Microsoft asked employees to limit meetings to 30 minutes and five attendees, while the German firm set a 15-minute cap. Though it's not a problem to have longer meetings on occasion, do a weekly calendar audit during which you question the necessity of every meeting on next week's schedule.
Schedule daily meetings-free time.
By intentionally selecting meeting times, you can create long, uninterrupted time blocks. One company ensured that no meetings were scheduled during a two hour period each morning and another scheduled no meetings on Thursday.
Ban social media.
The average professional spends over 30 minutes on social media during work each day. If you love social media that much, why not avoid it during work and then indulge in it later when you don't have to feel guilty about wasting work hours?
Leave your phone in your bag.
Just having your phone on the desk next to you increases mistakes and reduces productivity. If you need to be available in the case of an emergency, consider creating some sort of hotline for a select few people.
Limit small talk.
While small talk has its benefits, professionals rate socializing with coworkers as one of the top five greatest time-wasting activities. Replace the daily chitchat with scheduled lunches and other planned times for socialization.

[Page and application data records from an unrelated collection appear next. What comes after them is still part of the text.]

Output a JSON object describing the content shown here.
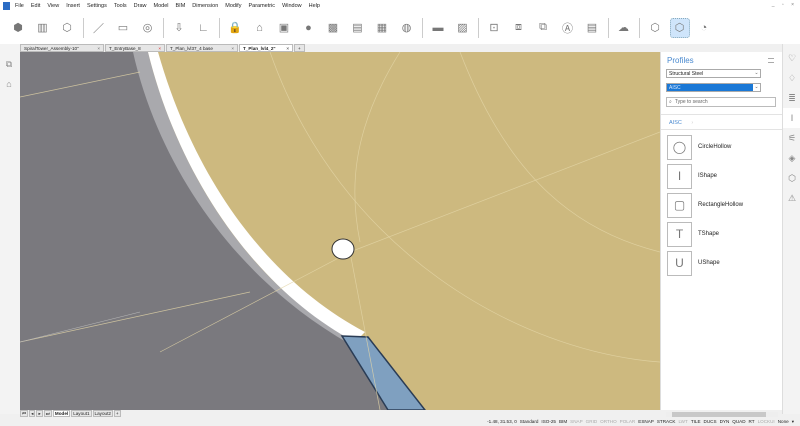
{
  "menu": [
    "File",
    "Edit",
    "View",
    "Insert",
    "Settings",
    "Tools",
    "Draw",
    "Model",
    "BIM",
    "Dimension",
    "Modify",
    "Parametric",
    "Window",
    "Help"
  ],
  "toolbar": {
    "icons": [
      "box-icon",
      "extrude-icon",
      "solid-icon",
      "line-icon",
      "rectangle-icon",
      "circle-icon",
      "push-pull-icon",
      "wall-icon",
      "lock-icon",
      "house-icon",
      "building-icon",
      "globe-icon",
      "block-icon",
      "window-icon",
      "grid-icon",
      "slab-icon",
      "profile-icon",
      "landscape-icon",
      "section-icon",
      "view-icon",
      "transform-icon",
      "label-icon",
      "table-icon",
      "cloud-icon",
      "cube-icon",
      "cube-active-icon",
      "curve-icon"
    ]
  },
  "doc_tabs": [
    {
      "label": "SpiralTower_Assembly-10\""
    },
    {
      "label": "T_EntryBase_8"
    },
    {
      "label": "T_Plan_lvl37_4 base"
    },
    {
      "label": "T_Plan_lvl4_2\"",
      "active": true
    }
  ],
  "panel": {
    "title": "Profiles",
    "library": "Structural Steel",
    "standard": "AISC",
    "search_placeholder": "Type to search",
    "breadcrumb": "AISC",
    "items": [
      {
        "label": "CircleHollow",
        "icon": "◯"
      },
      {
        "label": "IShape",
        "icon": "I"
      },
      {
        "label": "RectangleHollow",
        "icon": "▢"
      },
      {
        "label": "TShape",
        "icon": "T"
      },
      {
        "label": "UShape",
        "icon": "U"
      }
    ]
  },
  "layout_tabs": [
    "Model",
    "Layout1",
    "Layout2"
  ],
  "status": {
    "coords": "-1.48, 31.53, 0",
    "items": [
      {
        "t": "Standard",
        "on": true
      },
      {
        "t": "ISO-25",
        "on": true
      },
      {
        "t": "BIM",
        "on": true
      },
      {
        "t": "SNAP",
        "on": false
      },
      {
        "t": "GRID",
        "on": false
      },
      {
        "t": "ORTHO",
        "on": false
      },
      {
        "t": "POLAR",
        "on": false
      },
      {
        "t": "ESNAP",
        "on": true
      },
      {
        "t": "STRACK",
        "on": true
      },
      {
        "t": "LWT",
        "on": false
      },
      {
        "t": "TILE",
        "on": true
      },
      {
        "t": "DUCS",
        "on": true
      },
      {
        "t": "DYN",
        "on": true
      },
      {
        "t": "QUAD",
        "on": true
      },
      {
        "t": "RT",
        "on": true
      },
      {
        "t": "LOCKUI",
        "on": false
      },
      {
        "t": "None",
        "on": true
      }
    ]
  }
}
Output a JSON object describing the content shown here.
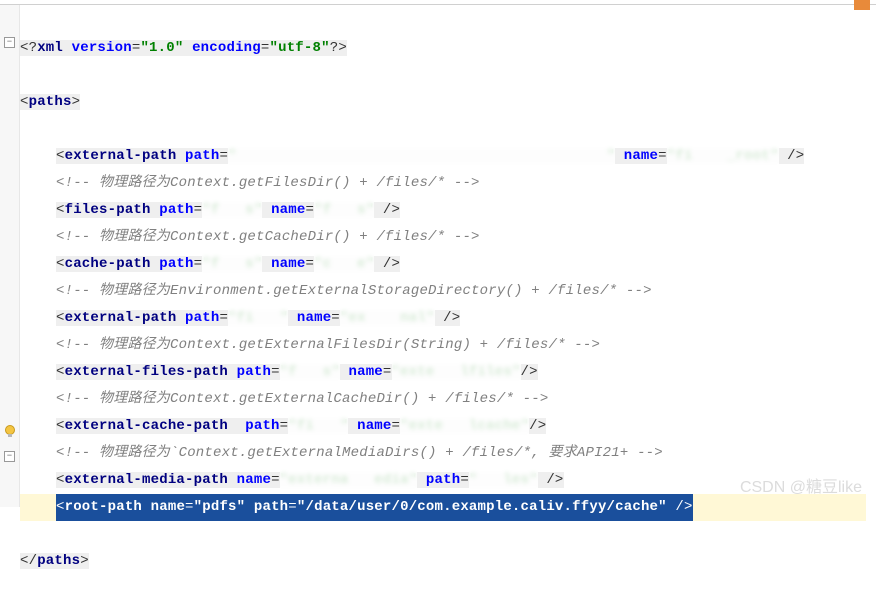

The secret to shorter workweeks is not the number of days or hours you work. It's being forced to think about your work differently. Barnes, the head of Perpetual Guardian reportedly told the New Zealand Herald that should 4-day weeks become normal, productivity levels might slip back. Barnes' point is a good one. Should shorter workweeks become the norm, professionals will settle into a new status quo. Resist this, adopting an attitude of constant questioning and don't settle for working "eight unfocused hours."